At the beginning of Year 8 baseline tests are used to identify pupils who are underachieving (have spelling/reading difficulties) –CAT tests were introduced for the academic year 2012/2013. From the beginning of the academic year 2012/2013 P.I.E. and NFER reading test were moved to the end of the year and repeated for each year group to ensure careful monitoring of progression. (This is a decision taken at SMT level). Parents in Year 8 receive a formal letter from the department reporting on NFER results and reading sytrageies.
A number of strategies have been put in place to ensure that pupils identified as underachievers are progressing and reach their full potential:
Monitoring by classroom teacher (Pupils who have 85-95 in baseline tests) From the beginning of the academic year 2012-2013 a specific action plan will be drawn up for pupils in Years 9 and 10)
Peer tutor scheme which has, since the academic year 2009/2010, placed a particular focus on reading. (pupils achieving 85-95 in baseline tests)
Reading Partnership Programme (pupils with below 85 in baseline tests)
From 2012-2013 other data accumulated throughout the key stages by the newly appointed data analyst was available to all staff and is compared against baseline results
Cat tests will be repeated in Year 11 and progress will be monitored by classroom teachers.
SIMs will be used as a tracking tool and 4 marks will be entered for each year to show progression.
Pupils at Key Stage 4 and 5 are encouraged to attend the school homework club or coursework clinics provided by the classroom teacher. Support is provided to individual pupils on demand. Easter classes have been introduced for pupils who require extra support in year 12 – these classes operate when required.
Extra-curricular activities linked to the English Department:
The school musical
The debating society
The school magazine

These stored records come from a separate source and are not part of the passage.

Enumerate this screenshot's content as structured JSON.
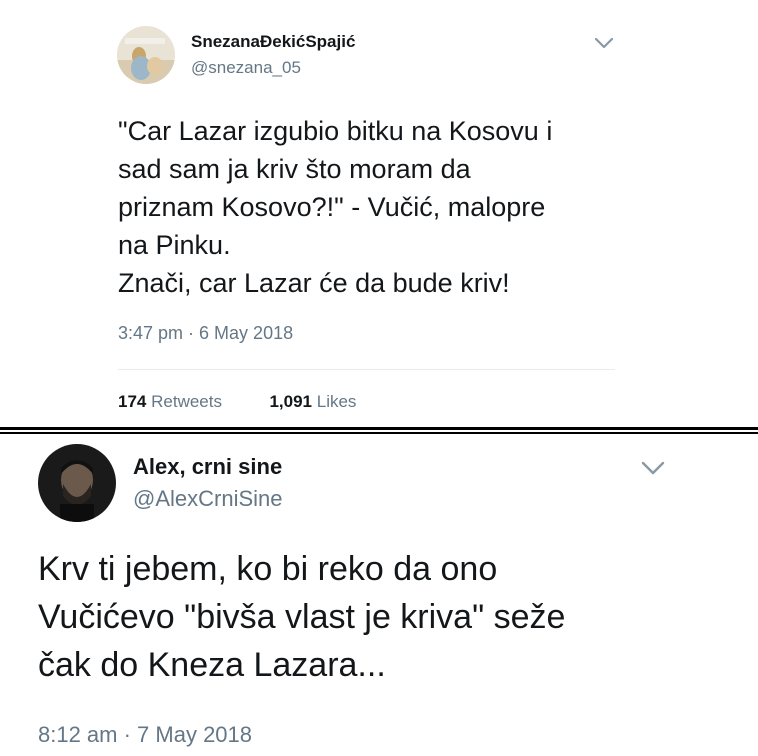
{
  "tweet1": {
    "display_name": "SnezanaĐekićSpajić",
    "handle": "@snezana_05",
    "text": "\"Car Lazar izgubio bitku na Kosovu i\nsad sam ja kriv što moram da\npriznam Kosovo?!\" - Vučić, malopre\nna Pinku.\nZnači, car Lazar će da bude kriv!",
    "timestamp": "3:47 pm · 6 May 2018",
    "retweets_count": "174",
    "retweets_label": "Retweets",
    "likes_count": "1,091",
    "likes_label": "Likes"
  },
  "tweet2": {
    "display_name": "Alex, crni sine",
    "handle": "@AlexCrniSine",
    "text": "Krv ti jebem, ko bi reko da ono\nVučićevo \"bivša vlast je kriva\" seže\nčak do Kneza Lazara...",
    "timestamp": "8:12 am · 7 May 2018"
  },
  "icons": {
    "menu": "chevron-down-icon"
  },
  "colors": {
    "primary_text": "#14171a",
    "secondary_text": "#657786",
    "separator": "#e6ecf0",
    "chevron": "#8899a6"
  }
}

Events linked to the English department
A celebration of National Poetry Day
A celebration of World Book Day
Year 8 prize winners’ trip to the QFT